“It’s not that they’re at no risk,” she said. “Some kids are ending up in the hospital. Some are ending up actually even dying.”
Children can get infected, can get sick enough to be in the hospital and can die from COVID-19. More than 400 children reported in the U.S. have died from COVID-19 since the pandemic began, Rasmussen said.
About three-quarters of those children had underlying conditions. Risk factors include obesity, heart disease, lung disease and diabetes. The others were previously healthy, she said.
Some children develop “long Covid” with long-lasting brain fog, severe fatigue and heart palpitations. Although rare, some children develop Multisystem Inflammatory Syndrome or MIS-C, about two to four weeks after the initial viral infection, impacting multiple body systems, including heart, gastrointestinal and lung, she said.
“This is a very severe condition,” Rasmussen said. “About 80% of those kids require care in an intensive care unit.”
Teachers, staff and students who are eligible for the vaccine should receive it, and those older than two years should wear face masks, according to the American Academy of Pediatrics and Centers for Disease Control and Prevention, she said.

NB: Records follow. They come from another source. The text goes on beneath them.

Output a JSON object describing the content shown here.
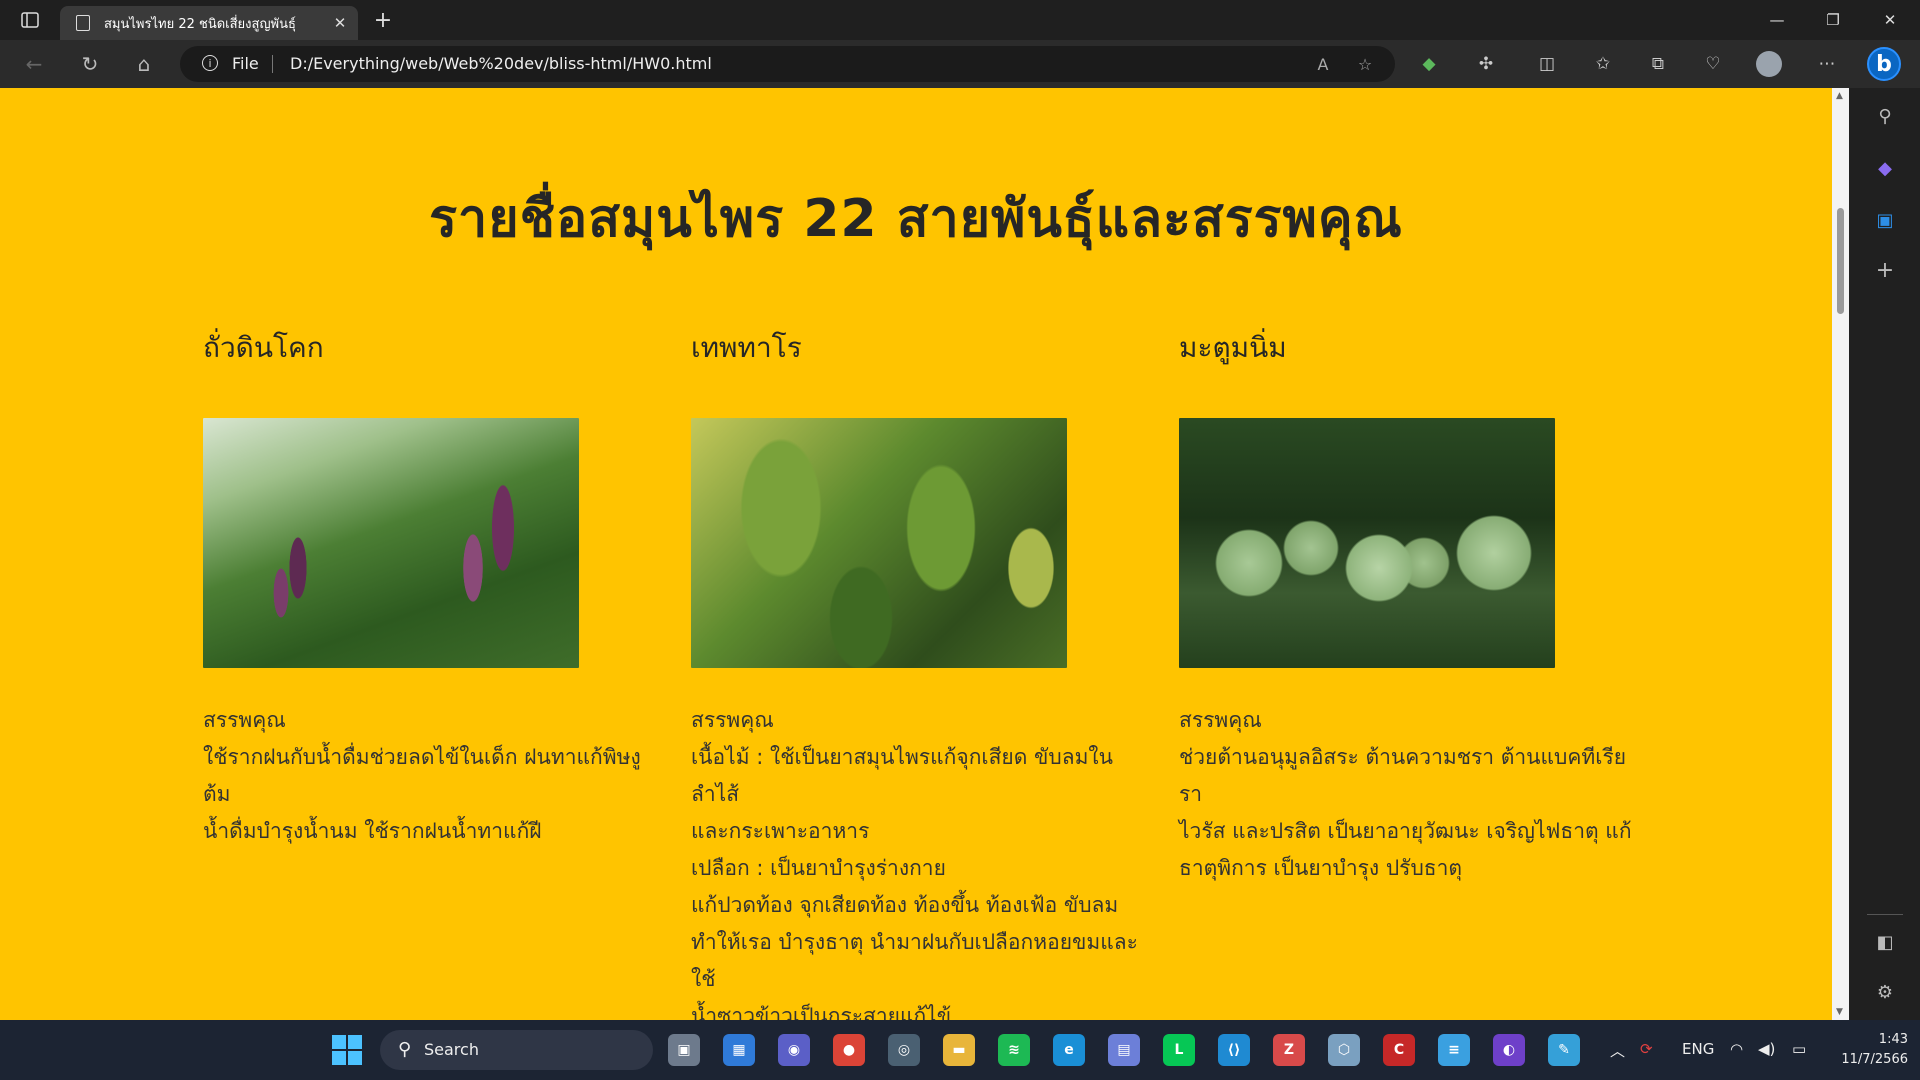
{
  "browser": {
    "tab_title": "สมุนไพรไทย 22 ชนิดเสี่ยงสูญพันธุ์",
    "tab_close": "✕",
    "new_tab": "+",
    "address_prefix": "File",
    "url": "D:/Everything/web/Web%20dev/bliss-html/HW0.html",
    "window_controls": {
      "minimize": "—",
      "restore": "❐",
      "close": "✕"
    },
    "colors": {
      "tab_bar": "#1f1f1f",
      "toolbar": "#2b2b2b",
      "sidebar": "#202020",
      "bing": "#0a66c2"
    },
    "toolbar_icons": [
      "back-icon",
      "refresh-icon",
      "home-icon",
      "read-aloud-icon",
      "favorite-star-icon",
      "extension-icon",
      "puzzle-icon",
      "split-screen-icon",
      "favorites-icon",
      "collections-icon",
      "health-icon",
      "profile-icon",
      "more-icon",
      "bing-icon"
    ],
    "sidebar_icons": [
      "search-icon",
      "copilot-icon",
      "outlook-icon",
      "add-icon",
      "panel-icon",
      "settings-icon"
    ]
  },
  "page": {
    "background": "#ffc400",
    "title": "รายชื่อสมุนไพร 22 สายพันธุ์และสรรพคุณ",
    "herbs": [
      {
        "name": "ถั่วดินโคก",
        "image_colors": [
          "#3a6e2c",
          "#7a3d6a",
          "#c8d8c0"
        ],
        "benefit_label": "สรรพคุณ",
        "benefit_text": "ใช้รากฝนกับน้ำดื่มช่วยลดไข้ในเด็ก ฝนทาแก้พิษงู ต้ม\nน้ำดื่มบำรุงน้ำนม ใช้รากฝนน้ำทาแก้ฝี"
      },
      {
        "name": "เทพทาโร",
        "image_colors": [
          "#5d8a2e",
          "#a7b94a",
          "#2f4d1c"
        ],
        "benefit_label": "สรรพคุณ",
        "benefit_text": "เนื้อไม้ : ใช้เป็นยาสมุนไพรแก้จุกเสียด ขับลมในลำไส้\nและกระเพาะอาหาร\nเปลือก : เป็นยาบำรุงร่างกาย\nแก้ปวดท้อง จุกเสียดท้อง ท้องขึ้น ท้องเฟ้อ ขับลม\nทำให้เรอ บำรุงธาตุ นำมาฝนกับเปลือกหอยขมและใช้\nน้ำซาวข้าวเป็นกระสายแก้ไข้"
      },
      {
        "name": "มะตูมนิ่ม",
        "image_colors": [
          "#1f3a1a",
          "#9cbf86",
          "#4a6b3a"
        ],
        "benefit_label": "สรรพคุณ",
        "benefit_text": "ช่วยต้านอนุมูลอิสระ ต้านความชรา ต้านแบคทีเรีย รา\nไวรัส และปรสิต เป็นยาอายุวัฒนะ เจริญไฟธาตุ แก้\nธาตุพิการ เป็นยาบำรุง ปรับธาตุ"
      }
    ]
  },
  "taskbar": {
    "search_label": "Search",
    "language": "ENG",
    "time": "1:43",
    "date": "11/7/2566",
    "colors": {
      "background": "#1c2433",
      "start": "#4cc2ff"
    },
    "apps": [
      {
        "name": "task-view-icon",
        "color": "#6d7a8c",
        "glyph": "▣"
      },
      {
        "name": "widgets-icon",
        "color": "#2f7ad8",
        "glyph": "▦"
      },
      {
        "name": "teams-chat-icon",
        "color": "#5b5fc7",
        "glyph": "◉"
      },
      {
        "name": "chrome-icon",
        "color": "#db4437",
        "glyph": "●"
      },
      {
        "name": "app-circle-icon",
        "color": "#4a6072",
        "glyph": "◎"
      },
      {
        "name": "file-explorer-icon",
        "color": "#e8b53a",
        "glyph": "▬"
      },
      {
        "name": "spotify-icon",
        "color": "#1db954",
        "glyph": "≋"
      },
      {
        "name": "edge-icon",
        "color": "#1a8fd6",
        "glyph": "e"
      },
      {
        "name": "photo-app-icon",
        "color": "#6c7fd8",
        "glyph": "▤"
      },
      {
        "name": "line-icon",
        "color": "#06c755",
        "glyph": "L"
      },
      {
        "name": "vscode-icon",
        "color": "#1f8ad2",
        "glyph": "⟨⟩"
      },
      {
        "name": "sketch-app-icon",
        "color": "#d84a4a",
        "glyph": "Z"
      },
      {
        "name": "box-app-icon",
        "color": "#7aa0c0",
        "glyph": "⬡"
      },
      {
        "name": "devcpp-icon",
        "color": "#c62828",
        "glyph": "C"
      },
      {
        "name": "notepad-icon",
        "color": "#3aa0e0",
        "glyph": "≡"
      },
      {
        "name": "github-icon",
        "color": "#6e40c9",
        "glyph": "◐"
      },
      {
        "name": "paint-icon",
        "color": "#35a0d8",
        "glyph": "✎"
      }
    ]
  }
}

Rasmussen recommended schools implement measures like COVID-19 social distancing, testing, quarantining, improved ventilation, cleaning and disinfecting, as well as universal indoor masking regardless of vaccination status.
The Pfizer vaccine, currently authorized for children 12 and older, is safe and effective for this age group, as more than 11 million children under 18 have already received at least one dose of the vaccine.
Face masks with one to three layers are ACPS students' first line of defense, Cherabuddi said.
For kids at high risk, he said eye goggles are a reasonable measure. Face shields are not necessary, but they provide some additional protection.
After the FDA reviews youth vaccine studies, it should be available for school-age children first, most likely five to 11 years of age, and eventually younger children. The studies are predicted to be completed in September or early October, Rasmussen said.
She said when children remove their masks at lunch, they should be far apart outside, eat quickly and not talk to avoid spreading virus particles into the air.
Cherabuddi pointed to the importance of improving ventilation in schools. If there were smoke indoors, switching on a fan would still retain the smoke.
“You open up a window or a door, then the smoke’s gone in no time,” Cherabuddi said. “I think that’s the best way to think about decreasing risk of COVID with ventilation.”
Some parents have voiced concerns over masks, but Rasmussen said there has been a lot of misinformation.
“I have not seen any study that’s been published in a quality journal saying anything about masks being risky,” Rasmussen said.
At the end of each day, masks may accumulate some saliva, but she said parents can wash them.
“Us as physicians have worn masks all day for many, many years,” she said. “We haven’t had adverse effects.”
The end of the surge depends on the effort people put into following protective guidelines, especially mask-wearing, Cherabuddi said.
“Let’s just make sure we handle this final battle of the war well,” Cherabbudi said. “The stakes are high — we can’t let our kids get sick, even one kid getting hospitalized, God forbid dying, is one too many.”
Contact Alexandra Harris at firstname.lastname@example.org. Follow her on Twitter @harris_alex_m.
Alexandra is a senior journalism major reporting on Science/Environment for The Alligator. Her work has appeared in The Gainesville Sun, and she filed public records requests for the Why Don't We Know investigative podcast. She has a passion for the environment.